- Samsung said its operating profit for the quarter ended September rose 28% from a year earlier to 15.8 trillion korean won ($13.26 billion).
- This is set to be Samsung’s best quarterly profit in three years – since the third quarter of 2018 when Samsung posted a profit of more than 17.5 trillion won.
- Still, Friday’s figure fell below analysts’ estimate of 16.1 trillion wins, according to Refinitiv SmartEstimate.
Shares of Samsung Electronics rose on Friday after the company said its operating profit for the quarter ended September stood at 15.8 trillion Korean won ($13.26 billion), up 28% from a year earlier.
This is set to be Samsung’s best quarterly profit in three years – since the third quarter of 2018 Samsung earned a profit of more than 17.5 trillion won.
Still, Friday’s figure fell below analysts’ estimate of 16.1 trillion wins, according to Refinitiv SmartEstimate.
Samsung shares rose more than 1% in early trading, but eventually pared some of those gains to trade 0.42% higher.
Consolidated sales for the quarter likely rose to a record high of ₹73 trillion — 9% from a year ago.
The South Korean tech giant didn’t break down how each business unit fared, including its main profit-making semiconductor business.
But operations of the world’s largest smartphone and chipmaker have been hit by global chip shortages and the coronavirus pandemic. closed some of its factories around the world.
“Both revenue and operating profit [are] SK Kim, Executive Director and Senior Analyst, Daiwa Capital Markets, said, “Our estimates are lower than the market estimates.”
Samsung was partially affected by semiconductor shortages, particularly in its smartphone business, and faced some logistics problems for its consumer electronics unit, Kim said Friday on Businesshala’s “Squawk Box Asia.” But rising semiconductor prices is likely to have a positive impact on Samsung’s parts business.
Daiwa has a price target of 110,000 Won (about $92) per share for Samsung, up more than 53% from Thursday’s close, as it expects higher semiconductor prices to boost the tech company’s earnings.
Chip shortages have begun to plague the smartphone industry, where the likes of Samsung and Apple had hitherto been shielded from decline by stockpiling critical components such as memory chips.

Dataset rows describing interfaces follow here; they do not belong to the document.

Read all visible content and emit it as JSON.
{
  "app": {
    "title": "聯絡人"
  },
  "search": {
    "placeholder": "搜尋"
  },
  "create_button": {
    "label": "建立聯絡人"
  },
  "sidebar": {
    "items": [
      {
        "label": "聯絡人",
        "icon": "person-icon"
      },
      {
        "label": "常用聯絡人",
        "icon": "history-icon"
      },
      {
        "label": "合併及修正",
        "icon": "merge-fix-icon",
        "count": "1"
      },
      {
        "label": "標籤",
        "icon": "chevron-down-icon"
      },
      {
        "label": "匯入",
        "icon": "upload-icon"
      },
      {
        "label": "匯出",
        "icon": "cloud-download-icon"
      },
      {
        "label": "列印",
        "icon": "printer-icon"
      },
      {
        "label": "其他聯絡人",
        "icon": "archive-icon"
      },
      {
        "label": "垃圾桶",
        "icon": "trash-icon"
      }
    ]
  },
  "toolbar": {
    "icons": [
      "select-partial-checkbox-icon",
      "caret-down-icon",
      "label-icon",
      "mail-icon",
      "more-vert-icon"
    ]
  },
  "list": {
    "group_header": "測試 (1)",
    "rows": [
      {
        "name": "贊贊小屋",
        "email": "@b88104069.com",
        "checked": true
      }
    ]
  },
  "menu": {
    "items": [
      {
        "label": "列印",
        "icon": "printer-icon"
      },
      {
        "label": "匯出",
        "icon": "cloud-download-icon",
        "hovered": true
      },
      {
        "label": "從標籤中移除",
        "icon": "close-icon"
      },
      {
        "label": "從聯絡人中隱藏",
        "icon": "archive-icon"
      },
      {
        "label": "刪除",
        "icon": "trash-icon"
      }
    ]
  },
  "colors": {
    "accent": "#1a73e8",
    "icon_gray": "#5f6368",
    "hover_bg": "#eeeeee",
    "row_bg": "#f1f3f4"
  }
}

At the end of last month, Counterpoint Research lowers its smartphone shipment forecasts For the second half of 2021, it said some smartphone makers are struggling to get all the components ordered to make the smartphone.
Full results for the September quarter are due later this month.
Samsung shares are down more than 11% year-over-year.